A 2-ounce lead ball...

and 2 ounces of black powder, results in a projectile that travels at some 1,500 feet per second.

No wonder the 16th century Hispano-Italian musket hit hard.

Martin,Geez! Imagine the recoil on a monster like that!Quite a bit--only very strong men could be musketeers. It was simply an oversized arquebus, actually. David,what was the approximate weight of the musket?It ranged from 18-20lbs. It had to be fired from a forked rest. This pic of a "17th century musketeer" is pretty representative of the 16th century troops of the same type:http://www.infomagic.net/~gwylym/ta/musketeer.gifThe really potent aspect of the musket was that no armor whatsoever was proof against it at under 100 yards, and it could "spoil a man or horse" (to paraphrase a contemporary English description of the musket's power) at over 600 yards (hitting something at that distance was next to impossible, but it still gives you an idea of what this gun could do).Peace,TFS

Hi Guys,

Alot of people underestimate the power of early firearms, there is a good reason why they replaced the bow.

My fencing instructor, Mr Steve Hand who is also a member of the NSW Pike and Musket Society until he recently moved to Tasmania. (where they are probably still using pikes and Muskets)

He said that once at a multiperiod event, a group of archers shot for a number of minutes at a helmet they had set up as a target. I think from memory he said the target was about 50 yards away.

A friend of his walked up, Loaded his musket and fired one shot at the thing making a small sized hole in the front and a larger one in the back.

These things were deadlier than most people give them credit for. The reason why their accuracy seems to have been so historically low is that most volleys were given and received at extreme range. When a volley was given up close, it was devastating.

Cool thread TFS.

Thanks, Stu--I though you might dig this subject.I got the musketry info from the new, updated edition of John Francis Guilmartin's Gunpowder and Galleys, and also from Ian Heath's book on 16th century Western European armies, published by Foundry Books.

A 2-ounce lead ball is an 8 gauge musket (by definition the gauge of a musket equals the number of balls in a pound of lead).

John Baird of the defunct 'Blackpowder Report' was surprised of the accuracy of a smooth bore at even 100-200 yards. He wrote a big article on his experiments on making musket accurate at long range.

But there is a big "but" involved. The ball diameter and the patch thickness has to be consistent for a given musket inside diameter. But during the pre-industrial age, the musket's parts weren't interchangeable.
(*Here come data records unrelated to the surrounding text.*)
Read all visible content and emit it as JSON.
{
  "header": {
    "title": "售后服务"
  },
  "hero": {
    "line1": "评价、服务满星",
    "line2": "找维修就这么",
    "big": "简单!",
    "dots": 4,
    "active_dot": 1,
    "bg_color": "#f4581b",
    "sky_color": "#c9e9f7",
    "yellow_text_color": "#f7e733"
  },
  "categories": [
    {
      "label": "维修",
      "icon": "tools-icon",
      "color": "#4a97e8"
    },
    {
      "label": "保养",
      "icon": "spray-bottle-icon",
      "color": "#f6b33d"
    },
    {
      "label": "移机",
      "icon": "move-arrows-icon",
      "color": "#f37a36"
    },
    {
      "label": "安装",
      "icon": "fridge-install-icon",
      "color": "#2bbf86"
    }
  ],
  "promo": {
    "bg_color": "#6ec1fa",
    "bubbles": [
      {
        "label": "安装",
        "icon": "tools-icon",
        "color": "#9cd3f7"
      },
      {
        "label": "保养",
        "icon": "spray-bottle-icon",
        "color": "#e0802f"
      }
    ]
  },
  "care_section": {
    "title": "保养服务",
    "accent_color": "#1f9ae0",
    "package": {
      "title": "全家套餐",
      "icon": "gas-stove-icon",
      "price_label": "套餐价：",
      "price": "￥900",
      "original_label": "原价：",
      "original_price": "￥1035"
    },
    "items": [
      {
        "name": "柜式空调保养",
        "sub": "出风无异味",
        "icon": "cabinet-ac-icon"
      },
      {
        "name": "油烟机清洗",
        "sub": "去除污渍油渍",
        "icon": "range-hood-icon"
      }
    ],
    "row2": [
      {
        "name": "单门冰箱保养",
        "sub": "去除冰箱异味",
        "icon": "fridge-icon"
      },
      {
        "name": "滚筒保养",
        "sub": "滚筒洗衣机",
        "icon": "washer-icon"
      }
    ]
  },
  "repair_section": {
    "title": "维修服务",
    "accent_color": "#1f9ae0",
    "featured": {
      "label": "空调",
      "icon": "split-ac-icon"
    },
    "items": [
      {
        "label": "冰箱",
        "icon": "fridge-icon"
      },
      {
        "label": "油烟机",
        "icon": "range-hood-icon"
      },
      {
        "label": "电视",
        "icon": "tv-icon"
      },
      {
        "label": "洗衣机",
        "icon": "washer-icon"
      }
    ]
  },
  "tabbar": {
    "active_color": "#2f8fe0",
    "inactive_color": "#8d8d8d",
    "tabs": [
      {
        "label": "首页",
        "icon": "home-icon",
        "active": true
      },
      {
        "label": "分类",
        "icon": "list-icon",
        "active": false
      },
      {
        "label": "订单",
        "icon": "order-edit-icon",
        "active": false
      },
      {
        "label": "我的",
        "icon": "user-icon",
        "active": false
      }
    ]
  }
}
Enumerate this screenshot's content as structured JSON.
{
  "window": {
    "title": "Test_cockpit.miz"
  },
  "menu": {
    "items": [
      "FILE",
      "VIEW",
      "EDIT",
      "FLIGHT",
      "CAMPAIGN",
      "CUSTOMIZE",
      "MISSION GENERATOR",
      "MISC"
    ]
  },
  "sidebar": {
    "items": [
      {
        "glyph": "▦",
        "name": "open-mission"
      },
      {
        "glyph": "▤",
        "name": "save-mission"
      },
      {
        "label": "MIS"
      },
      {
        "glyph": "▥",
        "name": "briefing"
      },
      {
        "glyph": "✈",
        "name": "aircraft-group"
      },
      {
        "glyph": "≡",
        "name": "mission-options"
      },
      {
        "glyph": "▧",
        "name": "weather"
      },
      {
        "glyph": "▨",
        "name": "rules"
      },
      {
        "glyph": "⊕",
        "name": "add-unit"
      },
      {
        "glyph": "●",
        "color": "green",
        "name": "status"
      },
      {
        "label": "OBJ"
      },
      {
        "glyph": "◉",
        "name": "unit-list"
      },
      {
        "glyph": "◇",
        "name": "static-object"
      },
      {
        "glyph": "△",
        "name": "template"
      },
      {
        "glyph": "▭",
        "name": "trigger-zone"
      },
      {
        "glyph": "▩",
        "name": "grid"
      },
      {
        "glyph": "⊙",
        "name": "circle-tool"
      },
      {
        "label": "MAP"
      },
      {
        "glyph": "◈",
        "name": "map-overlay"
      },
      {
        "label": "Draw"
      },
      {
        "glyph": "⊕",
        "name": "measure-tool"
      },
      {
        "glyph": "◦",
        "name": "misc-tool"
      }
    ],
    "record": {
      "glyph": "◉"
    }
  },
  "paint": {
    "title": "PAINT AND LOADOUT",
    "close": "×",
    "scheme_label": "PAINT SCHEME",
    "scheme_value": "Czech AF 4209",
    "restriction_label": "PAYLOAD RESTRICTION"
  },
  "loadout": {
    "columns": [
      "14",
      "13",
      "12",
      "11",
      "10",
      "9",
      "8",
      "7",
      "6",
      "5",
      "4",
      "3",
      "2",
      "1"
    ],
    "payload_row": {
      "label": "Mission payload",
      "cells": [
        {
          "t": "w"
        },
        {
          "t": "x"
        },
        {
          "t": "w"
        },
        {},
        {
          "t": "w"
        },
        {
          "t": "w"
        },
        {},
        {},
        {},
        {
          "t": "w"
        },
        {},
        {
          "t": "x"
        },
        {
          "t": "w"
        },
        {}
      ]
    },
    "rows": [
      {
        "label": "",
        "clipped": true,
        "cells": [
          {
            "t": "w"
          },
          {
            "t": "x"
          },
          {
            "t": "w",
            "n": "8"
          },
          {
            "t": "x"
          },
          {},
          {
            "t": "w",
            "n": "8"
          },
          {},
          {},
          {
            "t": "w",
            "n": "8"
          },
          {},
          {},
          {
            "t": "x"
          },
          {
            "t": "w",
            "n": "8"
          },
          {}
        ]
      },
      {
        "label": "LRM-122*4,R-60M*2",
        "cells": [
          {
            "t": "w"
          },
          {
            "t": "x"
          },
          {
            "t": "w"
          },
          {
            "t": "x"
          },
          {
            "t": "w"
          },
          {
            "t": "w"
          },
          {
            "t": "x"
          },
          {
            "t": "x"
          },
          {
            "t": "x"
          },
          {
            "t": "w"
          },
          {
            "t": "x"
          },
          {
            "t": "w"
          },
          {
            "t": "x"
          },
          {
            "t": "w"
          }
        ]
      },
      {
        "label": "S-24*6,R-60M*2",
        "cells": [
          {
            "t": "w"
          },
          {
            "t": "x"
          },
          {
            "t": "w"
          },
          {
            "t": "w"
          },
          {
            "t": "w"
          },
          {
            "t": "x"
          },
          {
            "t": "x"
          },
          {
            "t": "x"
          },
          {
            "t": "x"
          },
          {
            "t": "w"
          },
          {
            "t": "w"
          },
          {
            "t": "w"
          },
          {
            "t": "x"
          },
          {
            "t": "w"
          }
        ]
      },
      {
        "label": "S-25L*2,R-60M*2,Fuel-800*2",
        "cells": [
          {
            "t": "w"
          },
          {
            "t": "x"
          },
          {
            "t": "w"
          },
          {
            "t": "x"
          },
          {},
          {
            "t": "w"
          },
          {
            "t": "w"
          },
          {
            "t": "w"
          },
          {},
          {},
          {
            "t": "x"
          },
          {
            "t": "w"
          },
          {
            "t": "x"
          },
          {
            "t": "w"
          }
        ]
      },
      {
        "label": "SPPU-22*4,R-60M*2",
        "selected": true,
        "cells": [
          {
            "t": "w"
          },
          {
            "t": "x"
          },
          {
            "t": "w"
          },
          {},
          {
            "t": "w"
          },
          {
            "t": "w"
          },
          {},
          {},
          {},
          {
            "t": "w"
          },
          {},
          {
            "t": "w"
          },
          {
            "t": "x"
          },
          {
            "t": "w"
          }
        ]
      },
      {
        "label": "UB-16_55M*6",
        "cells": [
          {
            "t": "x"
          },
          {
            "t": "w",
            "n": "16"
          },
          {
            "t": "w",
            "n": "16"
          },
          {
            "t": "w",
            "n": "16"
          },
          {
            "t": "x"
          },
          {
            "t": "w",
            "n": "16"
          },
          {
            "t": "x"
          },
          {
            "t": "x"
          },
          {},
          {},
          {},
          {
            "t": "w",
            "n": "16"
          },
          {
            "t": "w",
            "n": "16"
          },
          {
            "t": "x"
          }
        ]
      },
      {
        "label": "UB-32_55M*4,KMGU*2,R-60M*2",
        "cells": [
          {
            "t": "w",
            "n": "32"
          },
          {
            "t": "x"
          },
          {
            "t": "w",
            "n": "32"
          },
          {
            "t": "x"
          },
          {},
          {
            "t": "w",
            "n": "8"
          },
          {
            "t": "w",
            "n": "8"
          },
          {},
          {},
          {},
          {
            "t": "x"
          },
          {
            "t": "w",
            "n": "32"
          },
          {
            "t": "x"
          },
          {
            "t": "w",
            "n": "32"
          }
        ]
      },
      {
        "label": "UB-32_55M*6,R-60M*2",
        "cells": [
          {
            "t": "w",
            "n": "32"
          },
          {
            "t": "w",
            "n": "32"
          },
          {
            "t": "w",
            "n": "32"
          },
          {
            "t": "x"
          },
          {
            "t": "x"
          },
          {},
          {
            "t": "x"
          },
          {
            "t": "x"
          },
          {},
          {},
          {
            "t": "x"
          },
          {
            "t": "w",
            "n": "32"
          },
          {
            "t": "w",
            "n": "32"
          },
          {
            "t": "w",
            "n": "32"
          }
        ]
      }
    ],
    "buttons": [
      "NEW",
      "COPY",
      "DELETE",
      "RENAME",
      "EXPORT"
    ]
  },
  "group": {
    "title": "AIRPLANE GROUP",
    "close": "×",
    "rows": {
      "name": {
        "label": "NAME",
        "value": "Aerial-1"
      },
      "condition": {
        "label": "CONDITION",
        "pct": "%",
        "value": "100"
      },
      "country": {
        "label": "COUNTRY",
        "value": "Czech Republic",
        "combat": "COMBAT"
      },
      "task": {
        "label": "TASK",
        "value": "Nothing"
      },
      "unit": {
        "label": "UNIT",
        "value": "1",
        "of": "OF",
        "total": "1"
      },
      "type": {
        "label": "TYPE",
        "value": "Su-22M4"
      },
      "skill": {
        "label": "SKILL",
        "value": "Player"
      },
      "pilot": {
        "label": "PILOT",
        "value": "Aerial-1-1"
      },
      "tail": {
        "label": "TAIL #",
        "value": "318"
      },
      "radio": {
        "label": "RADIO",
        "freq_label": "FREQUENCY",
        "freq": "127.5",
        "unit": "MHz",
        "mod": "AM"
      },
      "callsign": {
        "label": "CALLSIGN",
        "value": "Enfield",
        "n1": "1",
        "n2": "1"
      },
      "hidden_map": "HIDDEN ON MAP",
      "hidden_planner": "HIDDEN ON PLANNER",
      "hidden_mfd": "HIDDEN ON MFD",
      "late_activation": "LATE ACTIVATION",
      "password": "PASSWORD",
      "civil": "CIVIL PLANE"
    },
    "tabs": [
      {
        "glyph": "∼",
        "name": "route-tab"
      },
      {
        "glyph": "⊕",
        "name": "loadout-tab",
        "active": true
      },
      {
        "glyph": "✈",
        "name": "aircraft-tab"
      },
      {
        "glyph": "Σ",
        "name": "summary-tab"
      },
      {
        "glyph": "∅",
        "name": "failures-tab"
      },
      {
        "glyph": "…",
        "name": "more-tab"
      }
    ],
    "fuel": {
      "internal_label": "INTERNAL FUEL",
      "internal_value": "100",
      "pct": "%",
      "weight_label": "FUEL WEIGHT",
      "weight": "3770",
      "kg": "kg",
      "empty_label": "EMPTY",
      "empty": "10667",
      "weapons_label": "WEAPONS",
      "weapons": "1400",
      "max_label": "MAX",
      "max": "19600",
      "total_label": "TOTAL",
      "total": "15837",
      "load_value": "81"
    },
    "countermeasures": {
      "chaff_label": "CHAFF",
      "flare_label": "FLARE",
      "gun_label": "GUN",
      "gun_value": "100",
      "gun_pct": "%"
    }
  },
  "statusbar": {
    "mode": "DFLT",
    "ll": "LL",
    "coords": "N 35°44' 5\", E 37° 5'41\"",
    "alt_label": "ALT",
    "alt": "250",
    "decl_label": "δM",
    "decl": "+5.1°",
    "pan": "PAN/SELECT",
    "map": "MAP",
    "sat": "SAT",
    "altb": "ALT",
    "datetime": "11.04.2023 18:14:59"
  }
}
So you could pick 20 muskets and their bore I.D. would vary.

The typical bureaucratic solution was to pick the ball size that would fit in the small bore diameter, and so what if it rattled around in the larger bores.

lol @ "spoil a man or horse".

that visual is great.. or horrible depending on how you look at it..

B_i_c,lol @ "spoil a man or horse". that visual is great.. or horrible depending on how you look at it..It really is both great and horrible--The Elizabethans had a real knack for such expressions.Another 16th century source described the Hispano-Italian musket as being capable of "breaking and dismembering" enemy units at several hundred yards. That's another visual that is at once great and horrible--I just picture this block of pikemen being hit with a hail of lead that shreds their formation like so much BBQ pulled pork...Peace,TFS